# Task brief:
Locate each line below that includes "selected" and reproduce it.

═══ Source information

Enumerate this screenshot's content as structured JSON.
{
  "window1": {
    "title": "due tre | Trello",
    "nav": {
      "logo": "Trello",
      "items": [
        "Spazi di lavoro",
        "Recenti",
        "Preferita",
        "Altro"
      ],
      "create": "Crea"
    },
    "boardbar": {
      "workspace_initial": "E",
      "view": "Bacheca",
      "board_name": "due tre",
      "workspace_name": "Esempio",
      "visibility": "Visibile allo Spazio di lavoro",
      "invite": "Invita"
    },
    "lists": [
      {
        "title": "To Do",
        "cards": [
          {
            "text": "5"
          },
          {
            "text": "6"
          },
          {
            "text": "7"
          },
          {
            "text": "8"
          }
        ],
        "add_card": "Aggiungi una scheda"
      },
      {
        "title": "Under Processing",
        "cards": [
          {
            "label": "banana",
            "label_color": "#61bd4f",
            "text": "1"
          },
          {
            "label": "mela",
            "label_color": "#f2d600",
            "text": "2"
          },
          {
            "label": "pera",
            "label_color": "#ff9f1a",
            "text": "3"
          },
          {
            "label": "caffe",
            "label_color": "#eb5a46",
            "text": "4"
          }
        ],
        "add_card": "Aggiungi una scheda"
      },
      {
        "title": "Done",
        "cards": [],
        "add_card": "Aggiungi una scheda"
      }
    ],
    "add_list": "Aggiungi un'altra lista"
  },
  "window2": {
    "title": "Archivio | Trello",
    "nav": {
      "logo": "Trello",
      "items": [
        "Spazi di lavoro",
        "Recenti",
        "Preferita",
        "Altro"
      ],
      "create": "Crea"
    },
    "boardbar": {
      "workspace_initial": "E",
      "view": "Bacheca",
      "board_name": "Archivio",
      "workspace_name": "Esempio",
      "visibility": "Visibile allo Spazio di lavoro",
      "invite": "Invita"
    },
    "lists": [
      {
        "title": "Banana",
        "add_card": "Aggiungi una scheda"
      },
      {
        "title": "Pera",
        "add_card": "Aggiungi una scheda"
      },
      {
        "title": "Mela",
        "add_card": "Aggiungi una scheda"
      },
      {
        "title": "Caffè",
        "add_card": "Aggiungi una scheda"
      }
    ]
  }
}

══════
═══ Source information

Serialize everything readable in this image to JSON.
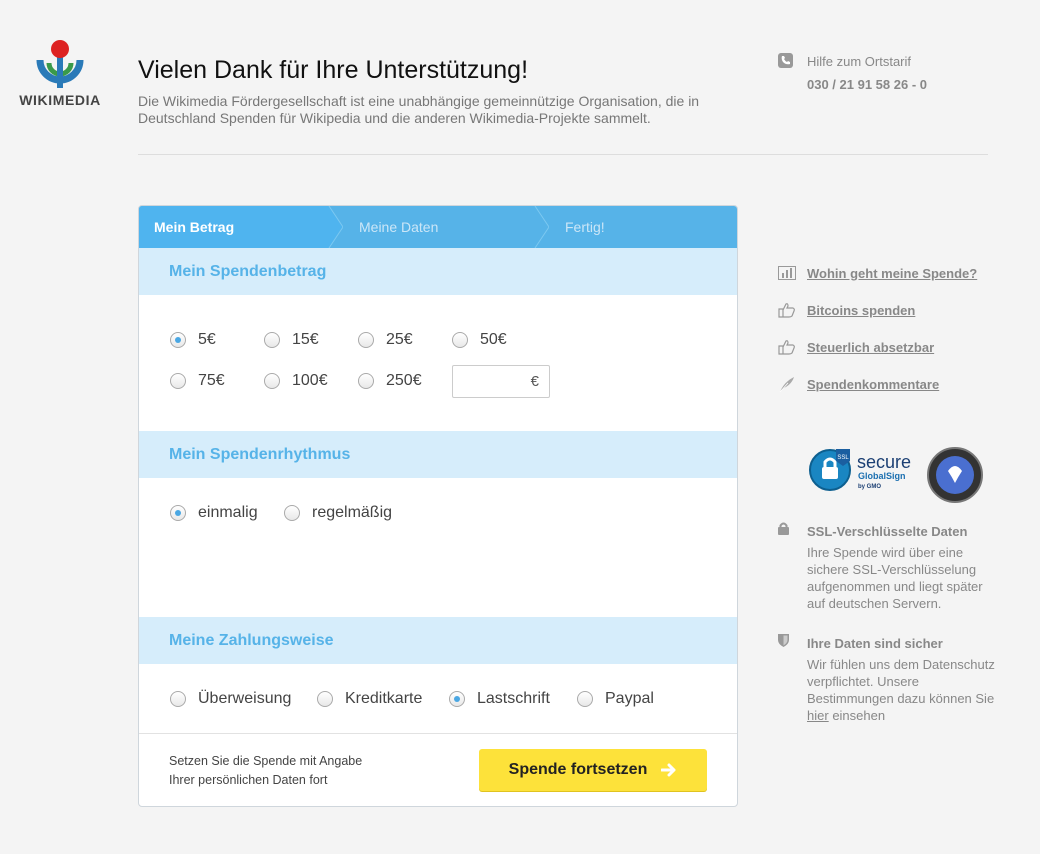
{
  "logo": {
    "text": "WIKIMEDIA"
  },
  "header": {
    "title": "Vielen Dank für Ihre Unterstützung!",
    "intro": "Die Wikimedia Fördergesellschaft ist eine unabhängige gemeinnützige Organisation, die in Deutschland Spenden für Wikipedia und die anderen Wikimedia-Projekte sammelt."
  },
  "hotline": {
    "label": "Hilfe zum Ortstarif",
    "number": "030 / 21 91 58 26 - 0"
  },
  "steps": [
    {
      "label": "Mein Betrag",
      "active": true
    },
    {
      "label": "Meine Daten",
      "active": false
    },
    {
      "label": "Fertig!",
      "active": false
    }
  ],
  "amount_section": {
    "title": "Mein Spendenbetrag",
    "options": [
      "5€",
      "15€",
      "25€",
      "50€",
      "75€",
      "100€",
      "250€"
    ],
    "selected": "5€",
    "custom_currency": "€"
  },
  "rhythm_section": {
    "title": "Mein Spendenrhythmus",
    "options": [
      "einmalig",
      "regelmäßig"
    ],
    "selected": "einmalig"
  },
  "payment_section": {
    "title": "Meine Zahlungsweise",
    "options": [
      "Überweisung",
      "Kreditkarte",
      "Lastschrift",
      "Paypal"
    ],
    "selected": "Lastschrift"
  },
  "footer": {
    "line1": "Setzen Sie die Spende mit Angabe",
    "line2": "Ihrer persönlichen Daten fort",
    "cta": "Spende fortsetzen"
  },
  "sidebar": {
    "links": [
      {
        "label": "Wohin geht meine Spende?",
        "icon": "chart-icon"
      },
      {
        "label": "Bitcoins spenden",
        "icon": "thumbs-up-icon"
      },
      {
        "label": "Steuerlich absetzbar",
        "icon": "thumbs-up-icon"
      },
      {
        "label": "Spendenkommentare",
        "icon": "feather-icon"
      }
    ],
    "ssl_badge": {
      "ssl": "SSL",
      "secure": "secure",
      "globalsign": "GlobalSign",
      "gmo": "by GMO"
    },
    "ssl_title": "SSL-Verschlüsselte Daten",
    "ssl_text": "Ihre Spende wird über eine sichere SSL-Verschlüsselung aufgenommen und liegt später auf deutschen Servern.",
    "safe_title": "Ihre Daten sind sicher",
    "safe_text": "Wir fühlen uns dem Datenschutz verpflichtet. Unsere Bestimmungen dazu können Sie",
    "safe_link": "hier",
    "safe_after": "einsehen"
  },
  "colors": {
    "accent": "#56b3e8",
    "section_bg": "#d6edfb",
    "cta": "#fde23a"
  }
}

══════
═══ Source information

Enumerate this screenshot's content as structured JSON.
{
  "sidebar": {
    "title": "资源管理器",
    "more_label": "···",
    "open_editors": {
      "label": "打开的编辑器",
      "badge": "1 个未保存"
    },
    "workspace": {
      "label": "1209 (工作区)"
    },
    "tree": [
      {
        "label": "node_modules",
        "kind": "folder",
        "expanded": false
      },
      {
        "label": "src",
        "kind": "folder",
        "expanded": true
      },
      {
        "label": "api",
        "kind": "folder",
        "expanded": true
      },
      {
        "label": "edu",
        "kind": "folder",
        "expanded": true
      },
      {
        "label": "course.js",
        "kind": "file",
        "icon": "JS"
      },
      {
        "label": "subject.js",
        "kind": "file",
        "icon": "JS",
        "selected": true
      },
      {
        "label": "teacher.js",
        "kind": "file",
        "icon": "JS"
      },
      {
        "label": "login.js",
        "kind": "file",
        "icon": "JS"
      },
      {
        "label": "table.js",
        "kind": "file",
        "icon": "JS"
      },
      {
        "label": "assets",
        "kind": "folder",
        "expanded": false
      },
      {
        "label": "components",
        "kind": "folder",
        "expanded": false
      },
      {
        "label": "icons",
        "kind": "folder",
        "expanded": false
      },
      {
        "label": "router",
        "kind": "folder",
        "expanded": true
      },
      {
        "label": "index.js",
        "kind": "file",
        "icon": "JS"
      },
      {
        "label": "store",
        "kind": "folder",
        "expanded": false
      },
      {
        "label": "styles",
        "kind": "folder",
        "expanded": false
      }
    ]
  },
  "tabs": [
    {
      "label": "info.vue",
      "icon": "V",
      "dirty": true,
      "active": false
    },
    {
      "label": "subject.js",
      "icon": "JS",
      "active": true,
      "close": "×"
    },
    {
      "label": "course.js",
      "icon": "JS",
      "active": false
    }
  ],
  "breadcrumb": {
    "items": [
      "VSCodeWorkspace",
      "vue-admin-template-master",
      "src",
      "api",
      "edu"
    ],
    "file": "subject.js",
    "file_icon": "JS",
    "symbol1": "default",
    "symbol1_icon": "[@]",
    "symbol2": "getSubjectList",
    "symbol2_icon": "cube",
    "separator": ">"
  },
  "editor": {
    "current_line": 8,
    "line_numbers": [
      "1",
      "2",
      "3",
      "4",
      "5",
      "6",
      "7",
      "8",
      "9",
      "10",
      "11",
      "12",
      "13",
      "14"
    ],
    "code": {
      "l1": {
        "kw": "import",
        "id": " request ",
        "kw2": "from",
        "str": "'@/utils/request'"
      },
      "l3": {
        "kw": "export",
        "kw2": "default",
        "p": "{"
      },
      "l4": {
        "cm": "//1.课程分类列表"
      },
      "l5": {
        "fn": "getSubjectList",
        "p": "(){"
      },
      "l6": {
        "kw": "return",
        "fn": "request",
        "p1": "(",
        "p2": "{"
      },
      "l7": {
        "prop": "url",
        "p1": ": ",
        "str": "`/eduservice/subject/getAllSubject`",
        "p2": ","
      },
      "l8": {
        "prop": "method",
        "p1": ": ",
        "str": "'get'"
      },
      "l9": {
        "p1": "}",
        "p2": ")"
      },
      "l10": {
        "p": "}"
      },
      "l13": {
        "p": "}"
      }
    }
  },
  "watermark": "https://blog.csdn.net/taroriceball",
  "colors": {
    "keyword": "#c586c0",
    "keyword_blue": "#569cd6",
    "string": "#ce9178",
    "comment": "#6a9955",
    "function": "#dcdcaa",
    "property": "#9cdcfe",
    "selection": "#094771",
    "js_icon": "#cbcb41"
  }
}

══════

# Reply:
    "selected": "5€",
    "selected": "einmalig"
    "selected": "Lastschrift"
        "selected": true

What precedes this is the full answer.